Apr
4
comment Quantum Mechanics by Dirac
@physicslover: Disclaimer: I learned from Dirac. I made up my own exercises by scrounging undergrad books, writing simple programs, and trying to understand chemistry and so on. Dirac was very good for showing how to use formal methods to guide physical intuition, because Dirac's arguments are extremely formal, guided by mathematical identities, e.g. his clever but nearly physically meaningless derivation of the canonical commutation relations in the early intro chapters. The perturbation theory there is excellent, and you can make up your own exercises easily by perturbing the HO.
Apr
4
comment Quantum Mechanics by Dirac

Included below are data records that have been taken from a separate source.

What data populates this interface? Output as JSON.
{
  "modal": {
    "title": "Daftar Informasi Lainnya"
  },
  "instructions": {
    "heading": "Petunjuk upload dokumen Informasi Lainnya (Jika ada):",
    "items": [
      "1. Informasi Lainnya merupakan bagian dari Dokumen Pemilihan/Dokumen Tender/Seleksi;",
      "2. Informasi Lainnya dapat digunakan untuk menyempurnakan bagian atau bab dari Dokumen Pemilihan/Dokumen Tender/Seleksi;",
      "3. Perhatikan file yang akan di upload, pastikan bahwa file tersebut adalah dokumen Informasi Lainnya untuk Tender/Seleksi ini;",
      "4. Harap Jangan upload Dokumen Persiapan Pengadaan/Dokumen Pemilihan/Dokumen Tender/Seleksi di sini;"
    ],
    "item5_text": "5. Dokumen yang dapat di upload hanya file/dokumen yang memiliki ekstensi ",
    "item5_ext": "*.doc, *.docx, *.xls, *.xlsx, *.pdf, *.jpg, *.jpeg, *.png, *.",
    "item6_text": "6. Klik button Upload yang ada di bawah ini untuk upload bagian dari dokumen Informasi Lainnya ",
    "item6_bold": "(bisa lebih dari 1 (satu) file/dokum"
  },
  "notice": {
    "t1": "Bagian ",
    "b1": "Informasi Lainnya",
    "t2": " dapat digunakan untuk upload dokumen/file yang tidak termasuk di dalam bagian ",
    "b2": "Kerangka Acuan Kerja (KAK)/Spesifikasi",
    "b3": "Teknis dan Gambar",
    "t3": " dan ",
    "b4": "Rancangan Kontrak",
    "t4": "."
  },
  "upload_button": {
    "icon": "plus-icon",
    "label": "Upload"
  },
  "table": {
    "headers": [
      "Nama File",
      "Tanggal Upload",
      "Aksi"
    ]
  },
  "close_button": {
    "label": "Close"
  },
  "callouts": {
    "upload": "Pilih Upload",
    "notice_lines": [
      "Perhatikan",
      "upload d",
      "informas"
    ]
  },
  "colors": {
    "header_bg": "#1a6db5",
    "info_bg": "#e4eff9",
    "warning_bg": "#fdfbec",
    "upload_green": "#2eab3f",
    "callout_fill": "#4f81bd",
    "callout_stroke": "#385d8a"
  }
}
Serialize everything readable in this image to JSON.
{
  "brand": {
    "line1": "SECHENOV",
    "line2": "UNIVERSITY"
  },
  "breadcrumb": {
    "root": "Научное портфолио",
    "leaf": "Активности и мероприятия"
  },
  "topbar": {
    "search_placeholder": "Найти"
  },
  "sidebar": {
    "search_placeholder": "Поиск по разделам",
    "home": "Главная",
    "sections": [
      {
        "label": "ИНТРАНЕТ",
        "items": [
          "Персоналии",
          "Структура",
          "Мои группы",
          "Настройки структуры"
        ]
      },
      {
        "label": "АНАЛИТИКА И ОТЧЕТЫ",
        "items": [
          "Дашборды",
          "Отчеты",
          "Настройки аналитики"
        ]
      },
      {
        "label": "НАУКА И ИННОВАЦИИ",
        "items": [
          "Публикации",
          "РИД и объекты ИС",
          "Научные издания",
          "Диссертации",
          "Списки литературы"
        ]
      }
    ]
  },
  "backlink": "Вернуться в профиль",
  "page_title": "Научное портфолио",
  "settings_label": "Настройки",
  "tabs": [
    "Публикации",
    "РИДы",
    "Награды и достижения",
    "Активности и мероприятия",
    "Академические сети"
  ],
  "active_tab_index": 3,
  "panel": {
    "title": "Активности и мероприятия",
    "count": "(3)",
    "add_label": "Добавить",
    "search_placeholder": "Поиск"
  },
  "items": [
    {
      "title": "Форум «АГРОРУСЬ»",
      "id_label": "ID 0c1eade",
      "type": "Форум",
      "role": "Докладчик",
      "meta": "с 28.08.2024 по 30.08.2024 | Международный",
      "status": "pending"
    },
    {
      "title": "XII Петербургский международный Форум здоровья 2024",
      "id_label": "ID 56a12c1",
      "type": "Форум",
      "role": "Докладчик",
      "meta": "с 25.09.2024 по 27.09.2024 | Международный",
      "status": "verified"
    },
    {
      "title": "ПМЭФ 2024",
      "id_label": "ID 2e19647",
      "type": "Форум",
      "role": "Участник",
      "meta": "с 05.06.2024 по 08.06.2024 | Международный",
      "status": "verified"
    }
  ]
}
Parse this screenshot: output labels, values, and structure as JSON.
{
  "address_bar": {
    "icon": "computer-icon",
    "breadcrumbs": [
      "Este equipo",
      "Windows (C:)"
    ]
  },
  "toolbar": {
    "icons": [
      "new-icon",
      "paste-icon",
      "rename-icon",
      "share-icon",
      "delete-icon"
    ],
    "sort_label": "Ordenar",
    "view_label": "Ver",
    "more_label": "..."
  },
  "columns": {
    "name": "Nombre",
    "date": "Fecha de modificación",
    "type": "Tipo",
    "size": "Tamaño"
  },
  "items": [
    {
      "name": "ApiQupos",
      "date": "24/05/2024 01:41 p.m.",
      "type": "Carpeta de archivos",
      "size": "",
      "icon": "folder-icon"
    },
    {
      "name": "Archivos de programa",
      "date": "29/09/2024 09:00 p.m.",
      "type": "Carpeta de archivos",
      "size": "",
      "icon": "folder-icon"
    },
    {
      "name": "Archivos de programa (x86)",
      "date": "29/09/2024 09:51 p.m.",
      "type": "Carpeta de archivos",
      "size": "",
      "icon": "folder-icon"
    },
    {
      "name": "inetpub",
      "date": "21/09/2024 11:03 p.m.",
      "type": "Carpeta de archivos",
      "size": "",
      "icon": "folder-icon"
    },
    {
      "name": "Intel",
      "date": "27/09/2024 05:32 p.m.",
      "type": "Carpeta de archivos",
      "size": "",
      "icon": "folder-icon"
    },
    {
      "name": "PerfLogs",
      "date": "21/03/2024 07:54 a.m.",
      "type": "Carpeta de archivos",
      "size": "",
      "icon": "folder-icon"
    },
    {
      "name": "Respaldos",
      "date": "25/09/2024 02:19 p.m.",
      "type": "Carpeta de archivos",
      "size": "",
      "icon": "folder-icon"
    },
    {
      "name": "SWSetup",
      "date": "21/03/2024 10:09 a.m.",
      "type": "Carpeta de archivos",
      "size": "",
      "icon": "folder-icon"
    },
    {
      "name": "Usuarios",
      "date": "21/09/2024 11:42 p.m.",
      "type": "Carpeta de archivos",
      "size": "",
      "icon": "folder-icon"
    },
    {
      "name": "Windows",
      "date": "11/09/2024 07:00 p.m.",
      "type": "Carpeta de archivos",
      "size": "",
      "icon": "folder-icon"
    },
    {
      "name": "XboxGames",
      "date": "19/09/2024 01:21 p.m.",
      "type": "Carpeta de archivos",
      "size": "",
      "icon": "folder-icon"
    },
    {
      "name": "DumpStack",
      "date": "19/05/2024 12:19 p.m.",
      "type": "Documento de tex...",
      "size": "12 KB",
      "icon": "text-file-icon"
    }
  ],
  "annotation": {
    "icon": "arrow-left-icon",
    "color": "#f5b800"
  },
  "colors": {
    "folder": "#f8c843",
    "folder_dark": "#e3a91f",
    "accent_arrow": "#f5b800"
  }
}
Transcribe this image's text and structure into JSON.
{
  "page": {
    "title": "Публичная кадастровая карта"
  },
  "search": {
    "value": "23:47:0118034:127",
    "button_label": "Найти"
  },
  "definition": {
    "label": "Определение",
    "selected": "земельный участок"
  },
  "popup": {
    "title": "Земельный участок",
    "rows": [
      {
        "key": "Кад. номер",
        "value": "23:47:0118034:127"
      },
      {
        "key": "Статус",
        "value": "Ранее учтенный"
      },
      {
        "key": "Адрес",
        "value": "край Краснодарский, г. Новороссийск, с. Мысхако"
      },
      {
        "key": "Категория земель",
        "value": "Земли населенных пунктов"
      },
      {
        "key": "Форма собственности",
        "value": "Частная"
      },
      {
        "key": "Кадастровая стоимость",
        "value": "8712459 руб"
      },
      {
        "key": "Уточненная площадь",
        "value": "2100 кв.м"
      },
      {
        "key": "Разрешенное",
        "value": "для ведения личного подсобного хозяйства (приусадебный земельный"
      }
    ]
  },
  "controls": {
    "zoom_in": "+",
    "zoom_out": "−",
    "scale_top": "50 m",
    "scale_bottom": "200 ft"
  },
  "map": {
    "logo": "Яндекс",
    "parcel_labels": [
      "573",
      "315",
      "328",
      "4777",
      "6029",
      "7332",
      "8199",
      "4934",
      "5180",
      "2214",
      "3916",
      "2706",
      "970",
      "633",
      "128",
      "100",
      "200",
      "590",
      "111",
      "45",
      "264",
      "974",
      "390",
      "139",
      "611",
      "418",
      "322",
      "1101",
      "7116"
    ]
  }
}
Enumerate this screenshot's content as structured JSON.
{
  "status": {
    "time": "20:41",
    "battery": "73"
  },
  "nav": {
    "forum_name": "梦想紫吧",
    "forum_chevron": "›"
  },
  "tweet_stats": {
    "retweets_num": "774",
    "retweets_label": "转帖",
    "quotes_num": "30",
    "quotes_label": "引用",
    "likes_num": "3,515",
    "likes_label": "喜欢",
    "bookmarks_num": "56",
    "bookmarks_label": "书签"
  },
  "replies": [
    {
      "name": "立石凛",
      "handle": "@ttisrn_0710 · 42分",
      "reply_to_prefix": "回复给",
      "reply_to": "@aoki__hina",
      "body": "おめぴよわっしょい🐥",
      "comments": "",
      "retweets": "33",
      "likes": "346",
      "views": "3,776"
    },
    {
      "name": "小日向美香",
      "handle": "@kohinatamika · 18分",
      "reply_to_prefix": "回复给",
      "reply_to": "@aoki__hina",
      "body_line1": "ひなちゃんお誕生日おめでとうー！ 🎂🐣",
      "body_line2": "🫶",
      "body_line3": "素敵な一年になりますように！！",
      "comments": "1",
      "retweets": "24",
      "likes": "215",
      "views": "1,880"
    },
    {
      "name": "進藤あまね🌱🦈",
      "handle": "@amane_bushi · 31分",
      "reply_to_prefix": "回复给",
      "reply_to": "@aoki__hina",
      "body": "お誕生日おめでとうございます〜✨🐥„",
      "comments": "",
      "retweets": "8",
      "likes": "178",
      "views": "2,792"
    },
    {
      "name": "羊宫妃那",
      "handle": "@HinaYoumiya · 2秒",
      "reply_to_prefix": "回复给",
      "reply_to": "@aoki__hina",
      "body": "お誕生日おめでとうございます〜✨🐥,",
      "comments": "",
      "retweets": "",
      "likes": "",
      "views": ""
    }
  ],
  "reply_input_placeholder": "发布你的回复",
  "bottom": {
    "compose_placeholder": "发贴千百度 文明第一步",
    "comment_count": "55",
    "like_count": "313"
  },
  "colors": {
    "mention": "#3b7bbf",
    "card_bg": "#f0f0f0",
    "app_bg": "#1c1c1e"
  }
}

@physicslover: Young Feynman had issues due to his philosophy that one must rediscover everything (true, but he overdoes it). He eventually redid QM, via the path integral. Dirac's book is best read in parallel with Feynman and Heisenberg's original papers (Dreimannarbeit too). The physical picture can be lost if you don't know the old quantum theory and the stuff that's now on Wikipedia under "Matrix Mechanics". But given this stuff, Feynman's vol III, Wikipedia, Dirac is a very good intro to canonical QM. The only part that is not so great is the QED, but even that covers Dirac gauge well.
Mar
27
comment How can it be that the beginning universe had a high temperature and a low entropy at the same time?
@Sklivvz: The post starts with the rejection of the position, so what you say is clear, I think.